We’re living in an era where we can get foie gras squirted out of a syringe and vinegar air to go with chips. But Turkish food is the antithesis of molecular gastronomy; it is instead slow food that is honest, rustic and ancient.
Or as Turkish author Abdulhak Sinasi puts it, “Do not dismiss the dish saying it is simply food. The blessed thing is an entire civilization in itself.”
The Eye of the Beholder
For millennia Turkish people have made use of a decorative blue amulet known as the Evil Eye or nazar boncuk. It is said to ward off envy elicited by good luck or fortune. The belief is that all praise and compliments are tinged with greed and hateful thoughts.
It’s customary for people to hang an evil eye in their new car or house to protect it from covetous glances, in the belief that it will redirect the evil energy. If the eye breaks, however, it’s because the feelings of malfeasance have overloaded the eye. You had better hang up a new one as quickly as possible; it’s widely believed this ‘evil’ can cause illness and even death.
Beautiful children are also closely guarded. It’s not uncommon to find a safety pin with an evil eye fastened onto their garments.
Why is the Evil Eye usually blue? Blue eyes are not commonplace in Turkey and are often the object of envy. So any envy will first be directed into it, thereby protecting the person who is wearing the jewellery.
Not just a talisman, the amulet is also an art form. Evil Eye masters have been perfecting it in hot furnaces over centuries of glass making—the reason some even call these masters magicians.
Your Fortune in the Coffee
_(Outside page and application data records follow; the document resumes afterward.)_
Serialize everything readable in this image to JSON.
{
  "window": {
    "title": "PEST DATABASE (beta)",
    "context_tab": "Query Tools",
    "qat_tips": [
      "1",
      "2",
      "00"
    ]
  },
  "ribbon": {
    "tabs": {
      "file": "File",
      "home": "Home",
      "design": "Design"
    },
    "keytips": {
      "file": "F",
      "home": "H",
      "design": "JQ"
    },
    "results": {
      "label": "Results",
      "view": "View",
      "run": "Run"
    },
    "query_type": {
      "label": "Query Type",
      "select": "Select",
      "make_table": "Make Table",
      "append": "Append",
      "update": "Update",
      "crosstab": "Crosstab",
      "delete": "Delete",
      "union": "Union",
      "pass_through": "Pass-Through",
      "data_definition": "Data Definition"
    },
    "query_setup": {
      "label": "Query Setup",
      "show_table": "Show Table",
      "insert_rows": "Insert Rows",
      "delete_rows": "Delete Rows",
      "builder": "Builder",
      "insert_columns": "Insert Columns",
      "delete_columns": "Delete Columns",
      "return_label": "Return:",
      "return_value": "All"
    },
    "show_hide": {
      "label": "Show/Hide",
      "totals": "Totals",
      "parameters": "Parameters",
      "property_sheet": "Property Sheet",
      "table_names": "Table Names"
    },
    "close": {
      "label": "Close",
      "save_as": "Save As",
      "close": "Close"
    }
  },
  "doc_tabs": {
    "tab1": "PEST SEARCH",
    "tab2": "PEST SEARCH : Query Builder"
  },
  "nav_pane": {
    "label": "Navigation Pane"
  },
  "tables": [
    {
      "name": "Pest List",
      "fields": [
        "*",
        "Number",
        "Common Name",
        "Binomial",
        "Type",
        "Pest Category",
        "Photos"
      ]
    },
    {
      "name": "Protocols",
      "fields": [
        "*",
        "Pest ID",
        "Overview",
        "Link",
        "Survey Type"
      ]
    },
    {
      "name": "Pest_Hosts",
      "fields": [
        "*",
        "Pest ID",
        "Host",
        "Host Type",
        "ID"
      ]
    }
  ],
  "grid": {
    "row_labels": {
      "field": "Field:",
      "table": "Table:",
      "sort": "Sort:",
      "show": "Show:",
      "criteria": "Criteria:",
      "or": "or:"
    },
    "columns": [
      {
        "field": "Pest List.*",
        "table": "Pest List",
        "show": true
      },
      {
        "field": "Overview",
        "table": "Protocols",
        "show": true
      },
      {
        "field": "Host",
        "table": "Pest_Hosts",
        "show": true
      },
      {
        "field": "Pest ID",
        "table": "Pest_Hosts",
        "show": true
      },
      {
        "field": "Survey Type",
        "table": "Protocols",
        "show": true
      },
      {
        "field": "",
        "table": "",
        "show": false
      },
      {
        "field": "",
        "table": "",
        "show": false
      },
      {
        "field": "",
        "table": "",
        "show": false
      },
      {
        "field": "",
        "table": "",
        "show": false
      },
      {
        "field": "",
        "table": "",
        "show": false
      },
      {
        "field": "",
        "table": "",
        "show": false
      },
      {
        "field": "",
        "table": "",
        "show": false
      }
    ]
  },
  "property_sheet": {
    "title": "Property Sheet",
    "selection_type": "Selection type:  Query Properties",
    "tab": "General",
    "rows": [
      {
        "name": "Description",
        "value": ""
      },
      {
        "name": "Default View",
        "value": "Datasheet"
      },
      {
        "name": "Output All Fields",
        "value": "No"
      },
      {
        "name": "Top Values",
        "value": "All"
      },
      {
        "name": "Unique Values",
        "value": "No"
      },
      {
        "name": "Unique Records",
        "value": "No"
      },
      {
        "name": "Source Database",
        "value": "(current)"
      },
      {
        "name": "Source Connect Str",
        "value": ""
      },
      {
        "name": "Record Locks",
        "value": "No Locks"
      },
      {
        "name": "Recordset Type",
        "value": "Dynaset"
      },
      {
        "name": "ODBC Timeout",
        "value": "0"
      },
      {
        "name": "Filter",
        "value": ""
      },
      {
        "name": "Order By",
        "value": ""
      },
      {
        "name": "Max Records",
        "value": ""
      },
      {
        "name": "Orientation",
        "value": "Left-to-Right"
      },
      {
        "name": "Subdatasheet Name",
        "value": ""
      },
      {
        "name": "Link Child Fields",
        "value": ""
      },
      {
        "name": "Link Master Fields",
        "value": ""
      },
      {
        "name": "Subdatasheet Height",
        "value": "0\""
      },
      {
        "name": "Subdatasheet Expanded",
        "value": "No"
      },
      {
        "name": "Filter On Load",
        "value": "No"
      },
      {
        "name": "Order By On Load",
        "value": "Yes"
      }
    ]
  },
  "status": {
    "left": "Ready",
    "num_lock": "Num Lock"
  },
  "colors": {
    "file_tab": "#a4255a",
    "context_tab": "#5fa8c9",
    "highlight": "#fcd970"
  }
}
Esin Unlu has wild mane-like hair and large almond-shaped eyes. Her nails are painted blood red, and she has an Evil Eye ring on one finger. Fortune telling isn’t her trade. She’s a student at UCT, but like most Turkish girls, she knows a thing or two about tasseography (reading your fortune in leftover coffee grounds).
Esin is gazing into a cup. She rolls it around in her palm. “I just need to observe it for a moment,” she says and, after a pause, “There’s a cloud of darkness. Many layers are built up. There are a lot of things going on in your life, things you can’t see through yet.” She sees the puzzlement on my face. “But there’s a gap in this darkness.” She points to a crescent shape in the opaque coffee layer at the bottom of the cup. “It’s saying you must ignore the unknown and just go through the gap.”
Umm, okay, whatever.
“And do you see this?” she says. “You’re a blob.”
I peer at the ‘blobby’ piece she’s talking about. “You are like a piece of dough waiting on the table to be shaped. It’s a good thing. It means you can be anything you want to be.”
I can understand that.
“There’s also a puppy-like creature,” she says turning the cup. “Look, its head is bent, like it’s looking for sympathy.”
I recognise the shape of a sad looking puppy. Me again? It’s not exactly the reading I was hoping for. Success in my career, a whirlwind romance, a rise in my bank balance — any of those would do.
At least the coffee tasted good.
Do you think you can cook a traditional Turkish meal? Why not give it a go. Try one of these recipes.
Stewed Quinces with Cream
Lamb Chops with Quinces
Spicy Lamb on a Skewer